Fitch Ratings says that diversification beyond pharmaceuticals is the preferred business model for European pharmaceutical companies, but despite its advantage of broadening companies’ product bases to be sold in emerging markets, the strategy puts pressure on the companies’ profitability.
From a rating standpoint, diversification outside pharmaceuticals is beneficial for a company in order to establish itself in emerging markets. It can also add some stability to the company’s revenues when patent expiration is high, but it clearly has a negative impact on operating profitability.
Although operating margins tend to be lower in non-ethical pharmaceuticals segments, such as OTC and Generics where operating margins can reach more than 15% to 20%, a presence in these areas helps companies to establish themselves in emerging markets, where consumers’ out-of pocket payments tend to be still very high and non-ethical pharmaceutical products are often a more affordable solution. At the same time, non-healthcare businesses tend not to be affected by patent expiration and thus add some stability to the pharma companies’ businesses.

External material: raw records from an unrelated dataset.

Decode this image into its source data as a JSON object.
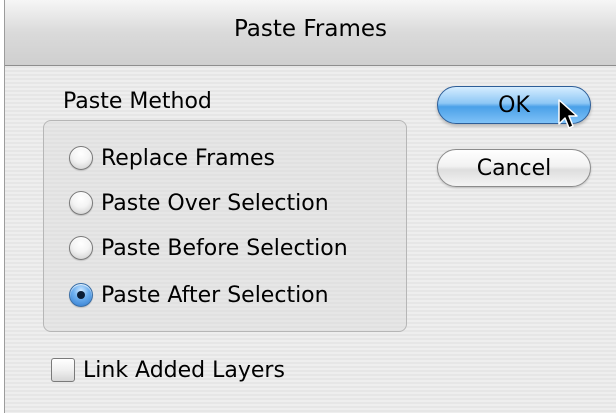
{
  "window": {
    "title": "Paste Frames"
  },
  "paste_method": {
    "label": "Paste Method",
    "options": [
      {
        "label": "Replace Frames",
        "selected": false
      },
      {
        "label": "Paste Over Selection",
        "selected": false
      },
      {
        "label": "Paste Before Selection",
        "selected": false
      },
      {
        "label": "Paste After Selection",
        "selected": true
      }
    ]
  },
  "buttons": {
    "ok_label": "OK",
    "cancel_label": "Cancel"
  },
  "link_layers": {
    "label": "Link Added Layers",
    "checked": false
  },
  "cursor": {
    "icon": "arrow-pointer-icon"
  },
  "colors": {
    "accent": "#4aa0e8",
    "window_bg": "#ececec"
  }
}
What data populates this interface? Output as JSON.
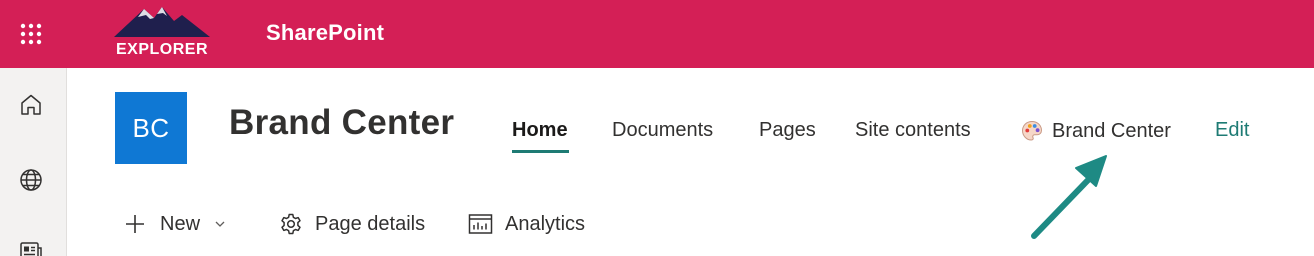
{
  "suite_bar": {
    "background": "#d41f56",
    "app_launcher_icon": "waffle-grid-icon",
    "logo_text": "EXPLORER",
    "app_name": "SharePoint"
  },
  "app_bar": {
    "items": [
      {
        "icon": "home-icon"
      },
      {
        "icon": "globe-icon"
      },
      {
        "icon": "news-icon"
      }
    ]
  },
  "site": {
    "logo_initials": "BC",
    "logo_color": "#0f78d4",
    "title": "Brand Center"
  },
  "nav": {
    "items": [
      {
        "label": "Home",
        "active": true
      },
      {
        "label": "Documents"
      },
      {
        "label": "Pages"
      },
      {
        "label": "Site contents"
      },
      {
        "label": "Brand Center",
        "icon": "palette-icon"
      }
    ],
    "edit_label": "Edit",
    "accent": "#1e7b74"
  },
  "command_bar": {
    "new_label": "New",
    "page_details_label": "Page details",
    "analytics_label": "Analytics"
  },
  "annotation": {
    "arrow_color": "#1e8a84"
  }
}
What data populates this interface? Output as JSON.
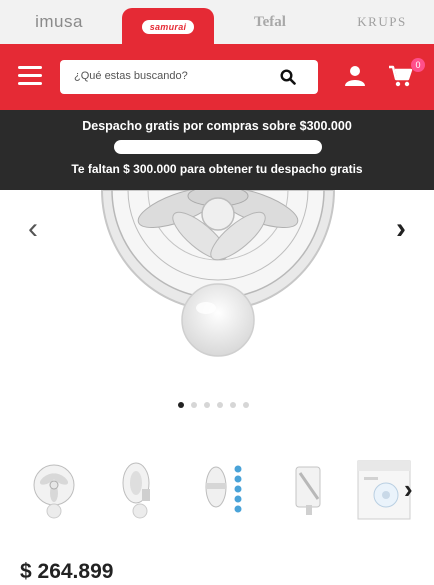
{
  "brands": {
    "items": [
      "imusa",
      "samurai",
      "Tefal",
      "KRUPS"
    ],
    "active": "samurai"
  },
  "search": {
    "placeholder": "¿Qué estas buscando?"
  },
  "cart": {
    "count": "0"
  },
  "promo": {
    "line1": "Despacho gratis por compras sobre $300.000",
    "line2": "Te faltan $ 300.000 para obtener tu despacho gratis",
    "progress_fraction": 0
  },
  "carousel": {
    "prev_glyph": "‹",
    "next_glyph": "›",
    "slide_count": 6,
    "active_index": 0
  },
  "thumbnails": {
    "items": [
      "fan-front",
      "fan-side",
      "fan-colors",
      "fan-mount",
      "fan-box"
    ],
    "next_glyph": "›"
  },
  "product": {
    "price": "$ 264.899"
  },
  "colors": {
    "brand_red": "#e52a35",
    "promo_bg": "#2b2b2b",
    "badge_pink": "#ff4f8b"
  }
}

For some time, pharmaceuticals companies have therefore been expanding into other healthcare areas and Fitch expects this trend to continue, implying a negative impact on the rated industry’s profitability.

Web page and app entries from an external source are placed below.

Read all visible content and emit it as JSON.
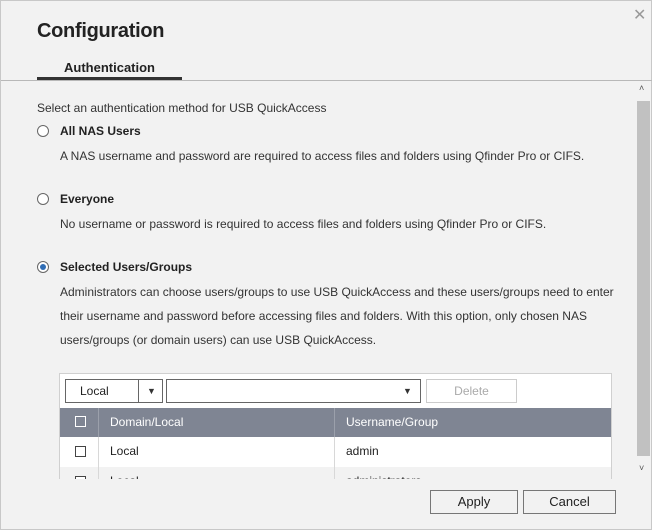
{
  "dialog": {
    "title": "Configuration",
    "close_icon": "close-icon"
  },
  "tabs": [
    {
      "label": "Authentication",
      "active": true
    }
  ],
  "intro": "Select an authentication method for USB QuickAccess",
  "options": [
    {
      "label": "All NAS Users",
      "selected": false,
      "description": "A NAS username and password are required to access files and folders using Qfinder Pro or CIFS."
    },
    {
      "label": "Everyone",
      "selected": false,
      "description": "No username or password is required to access files and folders using Qfinder Pro or CIFS."
    },
    {
      "label": "Selected Users/Groups",
      "selected": true,
      "description": "Administrators can choose users/groups to use USB QuickAccess and these users/groups need to enter their username and password before accessing files and folders. With this option, only chosen NAS users/groups (or domain users) can use USB QuickAccess."
    }
  ],
  "table": {
    "domain_select": "Local",
    "user_select": "",
    "delete_label": "Delete",
    "columns": [
      "Domain/Local",
      "Username/Group"
    ],
    "rows": [
      {
        "domain": "Local",
        "user": "admin",
        "checked": false
      },
      {
        "domain": "Local",
        "user": "administrators",
        "checked": false
      }
    ]
  },
  "footer": {
    "apply": "Apply",
    "cancel": "Cancel"
  },
  "colors": {
    "header": "#7f8593",
    "radio_selected": "#2f6db5"
  }
}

Diversification outside ethical pharmaceuticals is clearly not for all: In October 2010, Roche said that it was not willing to diversify beyond patented prescription drugs and diagnostics. AstraZeneca’s announcement that it has formally commenced a review of its strategic options for Astra Tech confirms that some industry players – albeit the minority – are still focusing on pure pharmaceuticals.